*** Exercise material ***

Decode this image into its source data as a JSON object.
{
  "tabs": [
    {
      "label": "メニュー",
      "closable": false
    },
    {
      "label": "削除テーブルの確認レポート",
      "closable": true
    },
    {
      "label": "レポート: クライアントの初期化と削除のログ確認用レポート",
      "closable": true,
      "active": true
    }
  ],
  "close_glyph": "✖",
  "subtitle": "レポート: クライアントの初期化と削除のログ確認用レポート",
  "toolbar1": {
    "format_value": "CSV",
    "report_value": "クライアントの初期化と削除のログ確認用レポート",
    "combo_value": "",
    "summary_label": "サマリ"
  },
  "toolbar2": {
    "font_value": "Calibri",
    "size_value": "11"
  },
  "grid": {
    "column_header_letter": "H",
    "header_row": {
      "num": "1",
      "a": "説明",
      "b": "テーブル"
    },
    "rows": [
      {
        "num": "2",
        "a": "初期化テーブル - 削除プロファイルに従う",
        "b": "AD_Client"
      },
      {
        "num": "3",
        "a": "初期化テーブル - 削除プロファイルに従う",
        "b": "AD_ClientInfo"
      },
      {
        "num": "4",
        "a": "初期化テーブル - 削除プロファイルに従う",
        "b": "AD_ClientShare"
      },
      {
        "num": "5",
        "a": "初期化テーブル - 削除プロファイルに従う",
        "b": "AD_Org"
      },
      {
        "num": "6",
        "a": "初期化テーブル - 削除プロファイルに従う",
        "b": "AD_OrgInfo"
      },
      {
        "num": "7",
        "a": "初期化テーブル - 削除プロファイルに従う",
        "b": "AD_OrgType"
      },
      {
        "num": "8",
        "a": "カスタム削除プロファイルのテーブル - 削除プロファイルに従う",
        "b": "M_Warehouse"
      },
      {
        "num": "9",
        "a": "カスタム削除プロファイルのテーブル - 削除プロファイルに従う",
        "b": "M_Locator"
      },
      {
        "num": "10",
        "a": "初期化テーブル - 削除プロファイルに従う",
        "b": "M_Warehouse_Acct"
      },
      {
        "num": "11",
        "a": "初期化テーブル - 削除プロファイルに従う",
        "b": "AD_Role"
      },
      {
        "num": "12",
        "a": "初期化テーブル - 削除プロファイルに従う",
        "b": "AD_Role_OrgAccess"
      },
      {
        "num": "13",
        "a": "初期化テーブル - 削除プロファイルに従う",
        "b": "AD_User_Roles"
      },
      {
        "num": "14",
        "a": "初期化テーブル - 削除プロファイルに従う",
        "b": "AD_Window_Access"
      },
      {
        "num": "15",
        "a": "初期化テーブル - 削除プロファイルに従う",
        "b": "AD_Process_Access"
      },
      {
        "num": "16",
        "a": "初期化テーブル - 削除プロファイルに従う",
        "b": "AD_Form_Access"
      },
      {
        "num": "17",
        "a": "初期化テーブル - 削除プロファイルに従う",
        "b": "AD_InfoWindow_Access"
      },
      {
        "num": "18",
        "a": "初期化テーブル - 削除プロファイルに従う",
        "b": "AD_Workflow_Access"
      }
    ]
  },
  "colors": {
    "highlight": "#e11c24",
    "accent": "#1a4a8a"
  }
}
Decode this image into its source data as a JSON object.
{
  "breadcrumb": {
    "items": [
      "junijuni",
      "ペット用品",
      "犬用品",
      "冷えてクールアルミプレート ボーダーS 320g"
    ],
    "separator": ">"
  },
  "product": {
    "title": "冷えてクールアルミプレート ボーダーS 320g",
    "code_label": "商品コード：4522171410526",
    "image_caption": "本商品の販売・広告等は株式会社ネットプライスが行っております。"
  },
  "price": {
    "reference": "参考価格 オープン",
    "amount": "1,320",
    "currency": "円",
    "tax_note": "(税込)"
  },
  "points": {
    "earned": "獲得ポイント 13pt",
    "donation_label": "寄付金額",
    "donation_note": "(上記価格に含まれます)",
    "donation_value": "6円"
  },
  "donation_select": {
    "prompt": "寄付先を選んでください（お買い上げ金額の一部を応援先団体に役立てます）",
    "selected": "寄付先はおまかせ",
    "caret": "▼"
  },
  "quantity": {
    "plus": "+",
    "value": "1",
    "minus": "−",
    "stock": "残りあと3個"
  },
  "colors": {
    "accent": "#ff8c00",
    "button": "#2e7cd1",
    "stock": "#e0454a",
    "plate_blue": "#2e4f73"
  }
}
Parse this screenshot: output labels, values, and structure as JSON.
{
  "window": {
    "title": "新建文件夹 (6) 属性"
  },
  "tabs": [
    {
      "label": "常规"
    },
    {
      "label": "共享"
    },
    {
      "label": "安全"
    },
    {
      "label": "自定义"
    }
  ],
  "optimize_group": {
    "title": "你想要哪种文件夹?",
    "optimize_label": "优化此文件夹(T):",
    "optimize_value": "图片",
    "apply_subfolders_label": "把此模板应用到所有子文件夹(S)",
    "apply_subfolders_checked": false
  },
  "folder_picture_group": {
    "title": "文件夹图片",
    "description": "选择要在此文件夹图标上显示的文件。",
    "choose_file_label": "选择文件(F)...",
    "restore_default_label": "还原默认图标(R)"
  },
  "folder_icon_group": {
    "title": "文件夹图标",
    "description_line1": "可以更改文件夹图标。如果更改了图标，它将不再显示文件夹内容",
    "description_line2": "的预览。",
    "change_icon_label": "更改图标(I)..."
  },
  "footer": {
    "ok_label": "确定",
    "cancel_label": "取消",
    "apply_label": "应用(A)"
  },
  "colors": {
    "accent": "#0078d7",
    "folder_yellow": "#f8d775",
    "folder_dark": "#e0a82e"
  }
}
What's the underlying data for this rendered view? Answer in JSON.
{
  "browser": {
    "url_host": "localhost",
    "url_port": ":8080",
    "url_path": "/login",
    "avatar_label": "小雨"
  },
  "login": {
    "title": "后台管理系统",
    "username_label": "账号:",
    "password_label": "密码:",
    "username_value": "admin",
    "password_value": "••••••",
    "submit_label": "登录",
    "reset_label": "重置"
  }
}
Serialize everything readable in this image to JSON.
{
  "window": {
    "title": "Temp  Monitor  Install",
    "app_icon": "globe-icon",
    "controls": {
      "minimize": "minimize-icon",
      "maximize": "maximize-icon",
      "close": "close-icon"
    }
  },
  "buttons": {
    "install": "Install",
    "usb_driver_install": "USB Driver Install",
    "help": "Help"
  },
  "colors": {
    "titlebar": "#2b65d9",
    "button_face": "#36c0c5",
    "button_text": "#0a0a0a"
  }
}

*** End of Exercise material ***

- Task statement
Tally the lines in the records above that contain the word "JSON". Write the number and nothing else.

- Exercise response
5